Monday, September 3, 2007

Australian Sportfish Profile - Barramundi

Yesterday I posted a barramundi fishing video and so today I thought I would write a sportfish profile for this amazing fish.

The barramundi, or barra as it is referred to, is a special fish to Northern Australia. It is highly regarded as a strong fighting sportfish and combined with it's eating qualities makes it the most highly regarded catch in many northern regions.

Barramundi are a large growing estuary, river and billabong species that is often stocked in freshwater impoundments. They have an affinity for warm tropical water but can survive as far south as Brisbane. They have a large tail and thick shoulders, which means they put up a great fight often interspersed with the famous gill arching leaps into the air when hooked. An interesting fact about barramundi is that they change sex during their life. They are all born male and become females after spawning once of twice. Therefore Barramundi over 8kgs are almost certainly female.

Barramundi are top predators and are taken in some of the most spectacular locations in Australia. They are ambush feeders and lurk in places where bait congregate. Most barra anglers fish snags, drop-offs and rock bars. Hard body minnow lures are the most popular barramundi lures altough soft plastics and spinnerbaits also have their place. Barramundi are tough on tackle and the angler must be prepared for this aspect otherwise you will end up losing more than you catch. Most people either buy lures with hooks and rings specifically made for the species or change the treble hooks on American made lures.
Barramundi are also taken on fly and many anglers use Dahlberg divers and Deceiver patterns and tease the barra into striking.
Live bait will also catch barra and this method is used in the colder months when the fish are less active. A live mullet, prawn or cherabin on the bottom of a hole or under a float is a popular method of catching a barra.

There are strict bag and size limits in every state to help protect this iconic fish. Check with the local authorities.

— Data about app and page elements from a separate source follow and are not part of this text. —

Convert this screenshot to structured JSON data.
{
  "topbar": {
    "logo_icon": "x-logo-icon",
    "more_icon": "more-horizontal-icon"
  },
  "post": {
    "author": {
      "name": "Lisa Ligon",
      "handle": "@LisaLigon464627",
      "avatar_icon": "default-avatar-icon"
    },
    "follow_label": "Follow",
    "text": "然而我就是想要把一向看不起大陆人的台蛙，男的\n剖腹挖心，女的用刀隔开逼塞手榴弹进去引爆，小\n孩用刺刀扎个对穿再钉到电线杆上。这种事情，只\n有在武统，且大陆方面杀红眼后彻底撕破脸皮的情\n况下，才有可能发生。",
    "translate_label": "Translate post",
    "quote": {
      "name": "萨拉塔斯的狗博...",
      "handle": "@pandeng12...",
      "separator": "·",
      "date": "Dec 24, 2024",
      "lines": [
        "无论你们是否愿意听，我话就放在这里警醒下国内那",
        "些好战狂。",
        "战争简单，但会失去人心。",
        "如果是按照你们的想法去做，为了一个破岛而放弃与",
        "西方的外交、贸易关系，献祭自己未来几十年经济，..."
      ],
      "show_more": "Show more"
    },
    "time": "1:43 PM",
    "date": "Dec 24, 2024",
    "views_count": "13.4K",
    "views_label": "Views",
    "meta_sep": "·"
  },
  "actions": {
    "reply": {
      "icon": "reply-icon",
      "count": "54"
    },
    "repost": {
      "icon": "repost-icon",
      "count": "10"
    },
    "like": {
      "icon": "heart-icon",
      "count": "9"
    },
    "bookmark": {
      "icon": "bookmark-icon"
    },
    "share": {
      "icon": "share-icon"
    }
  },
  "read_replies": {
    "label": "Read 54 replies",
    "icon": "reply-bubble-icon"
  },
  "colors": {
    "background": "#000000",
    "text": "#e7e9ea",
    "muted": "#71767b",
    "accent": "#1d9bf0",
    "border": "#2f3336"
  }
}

Jon said...

Tom, good post. I love the fishing stories from "down under"!


Tom said...

Thanks for the encouragement! There will be plenty more stories from "down under" to come